The IRS Can't Figure Out How to Tax Gig Workers

The IRS is going after the gig economy, dramatically lowering the threshold for reporting income outside traditional workplaces. But if you've been keeping your side hustle off the books, the new rule probably won't be what forces you to come clean.

As of Jan. 1, Venmo and other payment apps are required to alert the IRS when a user receives more than $600 annually for selling goods or providing services. Previously, IRS notification was necessary only when there were more than 200 transactions totaling at least $20,000.

It's a lot harder to shirk tax obligations when income is reported to the IRS because it creates a "paper" trail. The way it's supposed to work now, once a business user hits the $600 limit, the payment app will send them a special tax form to fill out and also notify the IRS. Then, when the person files their taxes, the government can check to make sure they've disclosed the same amount that was reported by the payment network.

It's typically a red flag for the IRS if someone has received one of those forms but hasn't reported any additional income.

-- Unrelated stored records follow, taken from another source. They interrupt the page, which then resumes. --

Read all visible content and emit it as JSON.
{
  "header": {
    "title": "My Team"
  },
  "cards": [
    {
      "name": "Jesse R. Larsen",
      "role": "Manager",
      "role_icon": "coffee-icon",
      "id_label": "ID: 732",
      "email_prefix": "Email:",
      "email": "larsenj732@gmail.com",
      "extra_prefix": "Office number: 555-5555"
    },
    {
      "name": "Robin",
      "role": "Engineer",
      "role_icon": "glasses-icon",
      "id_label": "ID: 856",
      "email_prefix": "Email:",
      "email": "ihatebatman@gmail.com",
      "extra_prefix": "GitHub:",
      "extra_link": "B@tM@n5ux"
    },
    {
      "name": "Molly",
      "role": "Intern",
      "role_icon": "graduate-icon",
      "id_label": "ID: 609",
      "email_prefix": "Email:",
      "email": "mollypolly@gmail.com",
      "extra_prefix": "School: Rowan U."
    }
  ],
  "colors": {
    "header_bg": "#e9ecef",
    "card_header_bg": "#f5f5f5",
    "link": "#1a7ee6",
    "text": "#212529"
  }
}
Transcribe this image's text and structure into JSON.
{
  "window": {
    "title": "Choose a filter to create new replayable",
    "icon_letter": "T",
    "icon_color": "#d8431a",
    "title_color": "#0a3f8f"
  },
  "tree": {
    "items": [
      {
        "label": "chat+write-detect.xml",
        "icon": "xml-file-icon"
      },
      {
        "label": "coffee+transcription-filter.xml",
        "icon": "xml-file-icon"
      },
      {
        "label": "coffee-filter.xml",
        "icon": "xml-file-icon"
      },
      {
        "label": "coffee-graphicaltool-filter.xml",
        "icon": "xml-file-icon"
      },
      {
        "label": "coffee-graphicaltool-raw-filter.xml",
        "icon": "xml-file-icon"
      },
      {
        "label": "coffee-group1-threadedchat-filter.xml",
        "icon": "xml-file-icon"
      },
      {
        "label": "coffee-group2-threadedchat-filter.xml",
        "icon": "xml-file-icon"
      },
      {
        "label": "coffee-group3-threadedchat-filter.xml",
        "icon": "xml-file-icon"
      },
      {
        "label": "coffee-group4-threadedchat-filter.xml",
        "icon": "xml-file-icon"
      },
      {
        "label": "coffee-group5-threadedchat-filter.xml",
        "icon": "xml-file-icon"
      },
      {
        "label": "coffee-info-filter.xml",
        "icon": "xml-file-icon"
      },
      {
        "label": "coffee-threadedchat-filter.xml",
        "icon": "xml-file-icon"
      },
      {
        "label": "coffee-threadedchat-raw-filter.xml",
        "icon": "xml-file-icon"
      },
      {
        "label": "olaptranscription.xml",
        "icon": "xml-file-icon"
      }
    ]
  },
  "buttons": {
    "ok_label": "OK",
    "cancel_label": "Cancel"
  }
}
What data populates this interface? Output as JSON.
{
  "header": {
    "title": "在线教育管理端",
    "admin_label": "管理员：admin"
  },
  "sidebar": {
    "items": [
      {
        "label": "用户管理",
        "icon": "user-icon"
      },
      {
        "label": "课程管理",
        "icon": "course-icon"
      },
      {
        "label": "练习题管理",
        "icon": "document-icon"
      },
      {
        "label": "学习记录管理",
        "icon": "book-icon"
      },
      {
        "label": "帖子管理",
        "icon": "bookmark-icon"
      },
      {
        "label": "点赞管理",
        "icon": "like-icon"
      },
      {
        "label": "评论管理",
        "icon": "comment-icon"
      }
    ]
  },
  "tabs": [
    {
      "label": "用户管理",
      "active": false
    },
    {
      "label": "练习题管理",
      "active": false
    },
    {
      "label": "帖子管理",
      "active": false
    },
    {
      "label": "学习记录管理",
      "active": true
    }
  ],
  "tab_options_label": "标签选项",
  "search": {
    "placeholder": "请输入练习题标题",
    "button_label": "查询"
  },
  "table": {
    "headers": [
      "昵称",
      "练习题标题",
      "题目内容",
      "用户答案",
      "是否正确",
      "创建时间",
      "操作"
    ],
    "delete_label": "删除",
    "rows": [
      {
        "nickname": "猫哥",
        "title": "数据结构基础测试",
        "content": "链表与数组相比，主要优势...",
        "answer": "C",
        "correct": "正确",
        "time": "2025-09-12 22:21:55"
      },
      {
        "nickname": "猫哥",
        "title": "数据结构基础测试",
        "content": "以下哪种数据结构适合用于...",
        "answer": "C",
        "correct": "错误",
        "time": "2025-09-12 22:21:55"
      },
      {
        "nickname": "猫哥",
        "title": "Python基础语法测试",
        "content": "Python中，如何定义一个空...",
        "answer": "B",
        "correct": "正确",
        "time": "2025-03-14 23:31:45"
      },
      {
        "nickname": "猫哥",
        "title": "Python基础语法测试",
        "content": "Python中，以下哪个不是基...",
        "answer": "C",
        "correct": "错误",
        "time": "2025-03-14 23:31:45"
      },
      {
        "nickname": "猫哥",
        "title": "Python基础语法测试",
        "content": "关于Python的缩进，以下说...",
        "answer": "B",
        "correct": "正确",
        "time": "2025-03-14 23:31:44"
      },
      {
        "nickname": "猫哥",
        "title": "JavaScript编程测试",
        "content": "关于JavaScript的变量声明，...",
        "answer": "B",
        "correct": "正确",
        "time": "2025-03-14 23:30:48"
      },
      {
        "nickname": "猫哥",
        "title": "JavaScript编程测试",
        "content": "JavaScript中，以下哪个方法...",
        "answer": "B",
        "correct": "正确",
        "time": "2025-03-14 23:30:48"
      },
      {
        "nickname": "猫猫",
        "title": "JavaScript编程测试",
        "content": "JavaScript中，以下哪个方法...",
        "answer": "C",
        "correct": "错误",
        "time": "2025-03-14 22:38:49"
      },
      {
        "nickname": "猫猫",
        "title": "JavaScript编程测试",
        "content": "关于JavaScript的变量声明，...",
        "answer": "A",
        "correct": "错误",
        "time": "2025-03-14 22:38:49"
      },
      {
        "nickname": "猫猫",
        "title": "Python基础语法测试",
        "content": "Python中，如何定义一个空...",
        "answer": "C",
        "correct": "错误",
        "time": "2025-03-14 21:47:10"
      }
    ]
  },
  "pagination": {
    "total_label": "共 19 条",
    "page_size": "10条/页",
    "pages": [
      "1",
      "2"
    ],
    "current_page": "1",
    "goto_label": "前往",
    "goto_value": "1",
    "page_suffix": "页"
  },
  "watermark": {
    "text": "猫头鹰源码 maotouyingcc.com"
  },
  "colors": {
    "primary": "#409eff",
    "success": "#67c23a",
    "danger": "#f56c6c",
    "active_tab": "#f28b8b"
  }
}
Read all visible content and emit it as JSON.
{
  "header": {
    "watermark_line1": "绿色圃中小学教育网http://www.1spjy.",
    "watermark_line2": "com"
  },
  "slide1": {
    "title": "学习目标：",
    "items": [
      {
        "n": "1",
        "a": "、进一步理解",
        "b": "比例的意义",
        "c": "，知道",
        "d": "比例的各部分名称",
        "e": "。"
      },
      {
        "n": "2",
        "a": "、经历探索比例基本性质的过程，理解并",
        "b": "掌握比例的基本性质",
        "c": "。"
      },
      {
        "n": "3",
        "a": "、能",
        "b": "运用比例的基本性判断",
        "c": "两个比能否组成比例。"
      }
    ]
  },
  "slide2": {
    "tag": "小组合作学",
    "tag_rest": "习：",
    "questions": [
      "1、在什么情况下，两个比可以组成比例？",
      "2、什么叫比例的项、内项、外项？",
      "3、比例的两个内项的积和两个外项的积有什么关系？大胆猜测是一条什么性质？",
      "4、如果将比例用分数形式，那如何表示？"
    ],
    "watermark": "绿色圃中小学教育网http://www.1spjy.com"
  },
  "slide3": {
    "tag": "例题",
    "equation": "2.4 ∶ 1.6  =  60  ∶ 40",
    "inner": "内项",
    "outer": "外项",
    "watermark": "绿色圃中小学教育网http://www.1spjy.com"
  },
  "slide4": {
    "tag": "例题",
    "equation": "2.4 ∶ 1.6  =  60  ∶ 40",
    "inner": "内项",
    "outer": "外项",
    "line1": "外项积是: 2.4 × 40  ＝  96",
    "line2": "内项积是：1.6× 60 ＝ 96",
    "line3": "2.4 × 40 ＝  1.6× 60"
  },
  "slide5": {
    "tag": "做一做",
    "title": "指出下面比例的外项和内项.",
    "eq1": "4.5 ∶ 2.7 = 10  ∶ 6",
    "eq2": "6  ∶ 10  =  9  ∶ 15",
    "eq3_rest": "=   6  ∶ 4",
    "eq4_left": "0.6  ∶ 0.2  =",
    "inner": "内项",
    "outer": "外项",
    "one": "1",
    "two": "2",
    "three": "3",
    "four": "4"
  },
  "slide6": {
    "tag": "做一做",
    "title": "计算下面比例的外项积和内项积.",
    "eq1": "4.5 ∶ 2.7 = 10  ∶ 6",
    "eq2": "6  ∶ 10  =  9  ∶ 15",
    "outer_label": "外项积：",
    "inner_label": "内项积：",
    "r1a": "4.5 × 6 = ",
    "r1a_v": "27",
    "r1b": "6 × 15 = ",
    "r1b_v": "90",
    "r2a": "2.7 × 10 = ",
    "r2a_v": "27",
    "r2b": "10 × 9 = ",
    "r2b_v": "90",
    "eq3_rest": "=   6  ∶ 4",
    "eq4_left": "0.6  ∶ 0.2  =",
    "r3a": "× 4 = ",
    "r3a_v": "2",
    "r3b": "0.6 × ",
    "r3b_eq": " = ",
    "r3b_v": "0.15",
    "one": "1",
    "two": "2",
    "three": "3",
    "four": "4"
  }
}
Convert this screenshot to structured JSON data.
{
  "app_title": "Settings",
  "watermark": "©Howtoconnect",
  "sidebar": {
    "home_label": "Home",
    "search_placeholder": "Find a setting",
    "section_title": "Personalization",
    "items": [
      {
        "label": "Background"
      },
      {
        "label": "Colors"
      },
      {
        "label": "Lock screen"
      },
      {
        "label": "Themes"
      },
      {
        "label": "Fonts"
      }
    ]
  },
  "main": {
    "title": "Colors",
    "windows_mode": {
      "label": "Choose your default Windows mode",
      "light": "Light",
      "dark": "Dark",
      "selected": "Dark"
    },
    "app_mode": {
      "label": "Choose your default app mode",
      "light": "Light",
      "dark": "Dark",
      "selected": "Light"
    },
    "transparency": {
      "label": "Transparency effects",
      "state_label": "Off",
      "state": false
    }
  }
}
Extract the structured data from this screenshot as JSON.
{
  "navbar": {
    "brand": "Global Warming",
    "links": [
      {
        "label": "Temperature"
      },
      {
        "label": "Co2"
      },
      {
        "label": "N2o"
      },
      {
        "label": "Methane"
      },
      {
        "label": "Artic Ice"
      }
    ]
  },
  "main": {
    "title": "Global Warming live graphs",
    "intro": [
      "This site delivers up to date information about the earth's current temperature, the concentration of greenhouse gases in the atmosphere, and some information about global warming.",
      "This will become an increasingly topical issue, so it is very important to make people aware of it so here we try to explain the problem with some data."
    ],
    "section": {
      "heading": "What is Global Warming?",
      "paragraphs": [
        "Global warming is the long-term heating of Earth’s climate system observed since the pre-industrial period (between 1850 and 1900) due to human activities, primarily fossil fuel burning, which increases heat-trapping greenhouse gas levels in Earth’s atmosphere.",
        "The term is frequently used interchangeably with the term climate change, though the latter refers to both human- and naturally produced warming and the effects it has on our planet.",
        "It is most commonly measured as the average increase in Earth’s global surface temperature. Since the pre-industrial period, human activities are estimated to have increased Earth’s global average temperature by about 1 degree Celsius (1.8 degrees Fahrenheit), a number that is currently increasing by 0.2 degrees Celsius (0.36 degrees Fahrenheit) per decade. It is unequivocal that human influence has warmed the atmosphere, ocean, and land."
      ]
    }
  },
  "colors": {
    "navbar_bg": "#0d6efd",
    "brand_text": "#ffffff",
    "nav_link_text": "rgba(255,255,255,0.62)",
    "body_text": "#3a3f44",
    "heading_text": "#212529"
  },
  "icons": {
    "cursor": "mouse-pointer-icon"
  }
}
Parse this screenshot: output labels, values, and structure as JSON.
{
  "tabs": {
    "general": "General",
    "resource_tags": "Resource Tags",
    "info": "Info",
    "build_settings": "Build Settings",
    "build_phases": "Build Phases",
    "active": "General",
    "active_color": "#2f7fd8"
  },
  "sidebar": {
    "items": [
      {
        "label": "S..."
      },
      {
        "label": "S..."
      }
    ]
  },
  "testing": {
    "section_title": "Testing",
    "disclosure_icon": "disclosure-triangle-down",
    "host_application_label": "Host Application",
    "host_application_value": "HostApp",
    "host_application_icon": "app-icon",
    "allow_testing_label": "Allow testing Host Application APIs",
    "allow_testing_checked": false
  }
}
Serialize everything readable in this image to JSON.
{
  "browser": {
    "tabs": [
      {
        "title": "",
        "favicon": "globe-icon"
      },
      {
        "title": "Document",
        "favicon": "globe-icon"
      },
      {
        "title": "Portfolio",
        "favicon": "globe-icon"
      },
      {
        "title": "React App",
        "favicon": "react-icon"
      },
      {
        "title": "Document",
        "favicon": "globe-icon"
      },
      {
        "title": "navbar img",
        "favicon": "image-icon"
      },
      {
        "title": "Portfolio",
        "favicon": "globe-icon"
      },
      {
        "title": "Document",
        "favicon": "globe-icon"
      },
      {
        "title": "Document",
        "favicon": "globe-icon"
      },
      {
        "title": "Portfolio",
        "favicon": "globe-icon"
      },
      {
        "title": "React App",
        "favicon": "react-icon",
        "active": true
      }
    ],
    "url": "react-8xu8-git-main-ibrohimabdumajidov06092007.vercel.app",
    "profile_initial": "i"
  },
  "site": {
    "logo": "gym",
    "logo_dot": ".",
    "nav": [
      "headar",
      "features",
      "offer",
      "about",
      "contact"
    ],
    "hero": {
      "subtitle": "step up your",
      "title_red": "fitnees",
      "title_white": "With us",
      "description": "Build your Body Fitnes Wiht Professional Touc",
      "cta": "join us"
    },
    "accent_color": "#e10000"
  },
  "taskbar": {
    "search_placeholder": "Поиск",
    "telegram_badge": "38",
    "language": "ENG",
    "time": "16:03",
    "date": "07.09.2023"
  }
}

Not surprisingly, there's been a backlash against the new provision. Etsy sellers, Airbnb hosts, hair stylists and more say they're being targeted by the IRS while audit rates for the wealthiest Americans have dropped to less than 2%.

But attacks about fairness miss a much more basic fact: The rule is easy to ignore. If lawmakers and the IRS are serious about Uncle Sam getting his bite of gig economy income, they're going to have to put more teeth into it.